PROBLEM STATEMENT
Note every line in the entries that contains the string "icon", and copy it.

RECORD EXTRACTS

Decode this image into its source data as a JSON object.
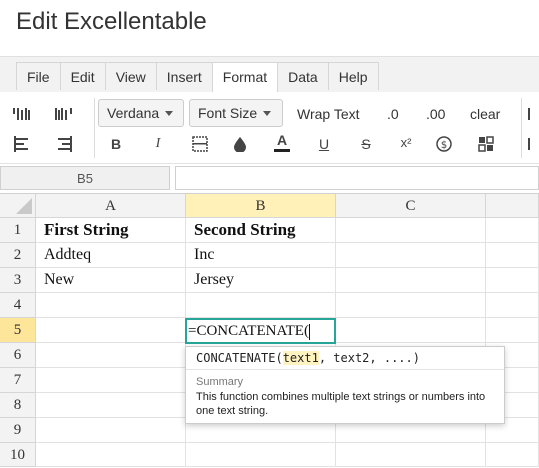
{
  "app": {
    "title": "Edit Excellentable"
  },
  "menu": {
    "tabs": [
      "File",
      "Edit",
      "View",
      "Insert",
      "Format",
      "Data",
      "Help"
    ],
    "active": "Format"
  },
  "toolbar": {
    "font_family": "Verdana",
    "font_size": "Font Size",
    "wrap_text": "Wrap Text",
    "dec_less": ".0",
    "dec_more": ".00",
    "clear": "clear",
    "bold": "B",
    "italic": "I",
    "text_color": "A",
    "underline": "U",
    "strike": "S",
    "superscript": "x²"
  },
  "formula_bar": {
    "cell_ref": "B5",
    "content": ""
  },
  "sheet": {
    "columns": [
      "A",
      "B",
      "C"
    ],
    "rows": [
      "1",
      "2",
      "3",
      "4",
      "5",
      "6",
      "7",
      "8",
      "9",
      "10"
    ],
    "cells": {
      "A1": "First String",
      "B1": "Second String",
      "A2": "Addteq",
      "B2": "Inc",
      "A3": "New",
      "B3": "Jersey"
    },
    "editing": {
      "cell": "B5",
      "text": "=CONCATENATE("
    }
  },
  "autocomplete": {
    "fn": "CONCATENATE(",
    "arg_active": "text1",
    "rest": ", text2, ....)",
    "summary_label": "Summary",
    "summary_text": "This function combines multiple text strings or numbers into one text string."
  },
  "colors": {
    "accent": "#26a69a",
    "selected_header": "#fde59a",
    "selected_col_header": "#fff1b8"
  }
}
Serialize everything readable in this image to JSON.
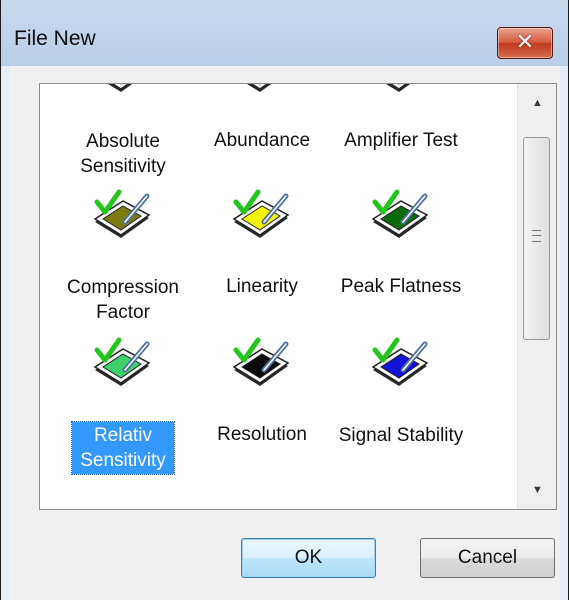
{
  "window": {
    "title": "File New",
    "close_glyph": "✕"
  },
  "list": {
    "items": [
      {
        "label": "Absolute Sensitivity",
        "icon": "absolute-sensitivity-icon",
        "color": "#c8c8c8",
        "selected": false
      },
      {
        "label": "Abundance",
        "icon": "abundance-icon",
        "color": "#7a0f0f",
        "selected": false
      },
      {
        "label": "Amplifier Test",
        "icon": "amplifier-test-icon",
        "color": "#e81414",
        "selected": false
      },
      {
        "label": "Compression Factor",
        "icon": "compression-factor-icon",
        "color": "#7d7a12",
        "selected": false
      },
      {
        "label": "Linearity",
        "icon": "linearity-icon",
        "color": "#f4f40a",
        "selected": false
      },
      {
        "label": "Peak Flatness",
        "icon": "peak-flatness-icon",
        "color": "#0b6a0b",
        "selected": false
      },
      {
        "label": "Relativ Sensitivity",
        "icon": "relativ-sensitivity-icon",
        "color": "#3fd26a",
        "selected": true
      },
      {
        "label": "Resolution",
        "icon": "resolution-icon",
        "color": "#0c0c0c",
        "selected": false
      },
      {
        "label": "Signal Stability",
        "icon": "signal-stability-icon",
        "color": "#1212d8",
        "selected": false
      }
    ]
  },
  "scrollbar": {
    "up_glyph": "▲",
    "down_glyph": "▼"
  },
  "buttons": {
    "ok": "OK",
    "cancel": "Cancel"
  },
  "colors": {
    "selection": "#3399ff",
    "check": "#22c51a",
    "pen": "#4f6fa0"
  }
}
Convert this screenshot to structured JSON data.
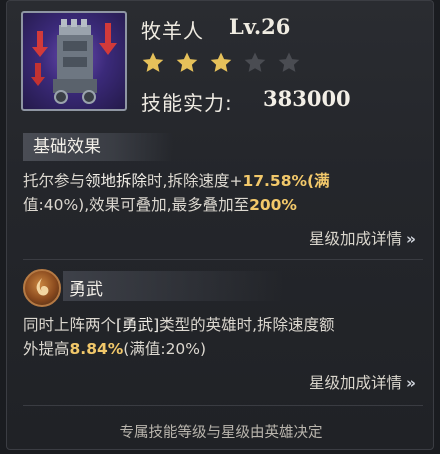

THE ANSWER
        "icon": "absolute-sensitivity-icon",
        "icon": "abundance-icon",
        "icon": "amplifier-test-icon",
        "icon": "compression-factor-icon",
        "icon": "linearity-icon",
        "icon": "peak-flatness-icon",
        "icon": "relativ-sensitivity-icon",
        "icon": "resolution-icon",
        "icon": "signal-stability-icon",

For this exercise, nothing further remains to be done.